Make an exact copy of all the data.

INFORMATION below:

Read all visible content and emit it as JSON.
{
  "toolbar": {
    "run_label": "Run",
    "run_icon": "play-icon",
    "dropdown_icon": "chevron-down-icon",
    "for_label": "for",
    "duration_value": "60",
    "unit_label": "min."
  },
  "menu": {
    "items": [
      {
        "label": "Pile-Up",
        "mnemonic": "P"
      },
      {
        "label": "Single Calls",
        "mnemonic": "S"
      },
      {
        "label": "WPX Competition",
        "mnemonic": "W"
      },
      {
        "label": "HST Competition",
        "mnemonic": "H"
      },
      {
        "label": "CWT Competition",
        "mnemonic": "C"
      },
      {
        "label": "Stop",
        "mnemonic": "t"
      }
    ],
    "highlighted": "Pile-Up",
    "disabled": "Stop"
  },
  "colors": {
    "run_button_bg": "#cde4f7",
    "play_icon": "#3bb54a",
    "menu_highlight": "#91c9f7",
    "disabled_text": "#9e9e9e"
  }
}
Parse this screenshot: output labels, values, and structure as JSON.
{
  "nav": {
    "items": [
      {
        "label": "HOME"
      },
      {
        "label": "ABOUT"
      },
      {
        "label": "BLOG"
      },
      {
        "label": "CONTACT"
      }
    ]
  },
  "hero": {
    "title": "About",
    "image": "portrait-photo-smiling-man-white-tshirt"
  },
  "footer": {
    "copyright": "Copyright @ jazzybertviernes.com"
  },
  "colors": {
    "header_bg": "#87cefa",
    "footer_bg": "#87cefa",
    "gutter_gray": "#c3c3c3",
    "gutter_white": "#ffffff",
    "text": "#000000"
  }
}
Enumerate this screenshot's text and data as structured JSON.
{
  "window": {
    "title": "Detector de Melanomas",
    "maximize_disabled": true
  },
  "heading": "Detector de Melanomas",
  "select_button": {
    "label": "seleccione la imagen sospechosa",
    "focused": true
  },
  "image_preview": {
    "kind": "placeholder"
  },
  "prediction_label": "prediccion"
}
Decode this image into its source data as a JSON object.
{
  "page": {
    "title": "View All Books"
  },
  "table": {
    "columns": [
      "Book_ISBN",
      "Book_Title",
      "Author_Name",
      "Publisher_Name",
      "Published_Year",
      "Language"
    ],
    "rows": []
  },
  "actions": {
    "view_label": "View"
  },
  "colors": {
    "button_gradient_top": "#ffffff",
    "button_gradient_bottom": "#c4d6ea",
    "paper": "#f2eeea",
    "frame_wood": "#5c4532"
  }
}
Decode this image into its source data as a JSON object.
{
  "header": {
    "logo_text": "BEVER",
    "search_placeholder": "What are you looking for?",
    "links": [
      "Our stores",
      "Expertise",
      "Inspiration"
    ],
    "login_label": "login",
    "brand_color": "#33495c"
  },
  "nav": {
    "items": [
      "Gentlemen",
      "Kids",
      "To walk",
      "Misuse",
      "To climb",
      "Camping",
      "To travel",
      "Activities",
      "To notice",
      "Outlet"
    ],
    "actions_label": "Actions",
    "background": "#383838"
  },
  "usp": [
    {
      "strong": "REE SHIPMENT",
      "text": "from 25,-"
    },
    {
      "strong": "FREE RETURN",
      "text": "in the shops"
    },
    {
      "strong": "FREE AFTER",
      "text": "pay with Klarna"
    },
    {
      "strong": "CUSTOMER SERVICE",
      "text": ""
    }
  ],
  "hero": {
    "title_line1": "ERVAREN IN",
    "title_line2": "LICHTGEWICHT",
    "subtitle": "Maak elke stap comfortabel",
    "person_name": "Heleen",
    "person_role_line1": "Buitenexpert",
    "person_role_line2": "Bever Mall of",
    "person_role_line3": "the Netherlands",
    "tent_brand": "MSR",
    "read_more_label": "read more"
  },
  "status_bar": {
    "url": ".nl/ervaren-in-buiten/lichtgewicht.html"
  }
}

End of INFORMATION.

ANSWER:
Read all visible content and emit it as JSON.
{
  "toolbar": {
    "run_label": "Run",
    "run_icon": "play-icon",
    "dropdown_icon": "chevron-down-icon",
    "for_label": "for",
    "duration_value": "60",
    "unit_label": "min."
  },
  "menu": {
    "items": [
      {
        "label": "Pile-Up",
        "mnemonic": "P"
      },
      {
        "label": "Single Calls",
        "mnemonic": "S"
      },
      {
        "label": "WPX Competition",
        "mnemonic": "W"
      },
      {
        "label": "HST Competition",
        "mnemonic": "H"
      },
      {
        "label": "CWT Competition",
        "mnemonic": "C"
      },
      {
        "label": "Stop",
        "mnemonic": "t"
      }
    ],
    "highlighted": "Pile-Up",
    "disabled": "Stop"
  },
  "colors": {
    "run_button_bg": "#cde4f7",
    "play_icon": "#3bb54a",
    "menu_highlight": "#91c9f7",
    "disabled_text": "#9e9e9e"
  }
}
Parse this screenshot: output labels, values, and structure as JSON.
{
  "nav": {
    "items": [
      {
        "label": "HOME"
      },
      {
        "label": "ABOUT"
      },
      {
        "label": "BLOG"
      },
      {
        "label": "CONTACT"
      }
    ]
  },
  "hero": {
    "title": "About",
    "image": "portrait-photo-smiling-man-white-tshirt"
  },
  "footer": {
    "copyright": "Copyright @ jazzybertviernes.com"
  },
  "colors": {
    "header_bg": "#87cefa",
    "footer_bg": "#87cefa",
    "gutter_gray": "#c3c3c3",
    "gutter_white": "#ffffff",
    "text": "#000000"
  }
}
Enumerate this screenshot's text and data as structured JSON.
{
  "window": {
    "title": "Detector de Melanomas",
    "maximize_disabled": true
  },
  "heading": "Detector de Melanomas",
  "select_button": {
    "label": "seleccione la imagen sospechosa",
    "focused": true
  },
  "image_preview": {
    "kind": "placeholder"
  },
  "prediction_label": "prediccion"
}
Decode this image into its source data as a JSON object.
{
  "page": {
    "title": "View All Books"
  },
  "table": {
    "columns": [
      "Book_ISBN",
      "Book_Title",
      "Author_Name",
      "Publisher_Name",
      "Published_Year",
      "Language"
    ],
    "rows": []
  },
  "actions": {
    "view_label": "View"
  },
  "colors": {
    "button_gradient_top": "#ffffff",
    "button_gradient_bottom": "#c4d6ea",
    "paper": "#f2eeea",
    "frame_wood": "#5c4532"
  }
}
Decode this image into its source data as a JSON object.
{
  "header": {
    "logo_text": "BEVER",
    "search_placeholder": "What are you looking for?",
    "links": [
      "Our stores",
      "Expertise",
      "Inspiration"
    ],
    "login_label": "login",
    "brand_color": "#33495c"
  },
  "nav": {
    "items": [
      "Gentlemen",
      "Kids",
      "To walk",
      "Misuse",
      "To climb",
      "Camping",
      "To travel",
      "Activities",
      "To notice",
      "Outlet"
    ],
    "actions_label": "Actions",
    "background": "#383838"
  },
  "usp": [
    {
      "strong": "REE SHIPMENT",
      "text": "from 25,-"
    },
    {
      "strong": "FREE RETURN",
      "text": "in the shops"
    },
    {
      "strong": "FREE AFTER",
      "text": "pay with Klarna"
    },
    {
      "strong": "CUSTOMER SERVICE",
      "text": ""
    }
  ],
  "hero": {
    "title_line1": "ERVAREN IN",
    "title_line2": "LICHTGEWICHT",
    "subtitle": "Maak elke stap comfortabel",
    "person_name": "Heleen",
    "person_role_line1": "Buitenexpert",
    "person_role_line2": "Bever Mall of",
    "person_role_line3": "the Netherlands",
    "tent_brand": "MSR",
    "read_more_label": "read more"
  },
  "status_bar": {
    "url": ".nl/ervaren-in-buiten/lichtgewicht.html"
  }
}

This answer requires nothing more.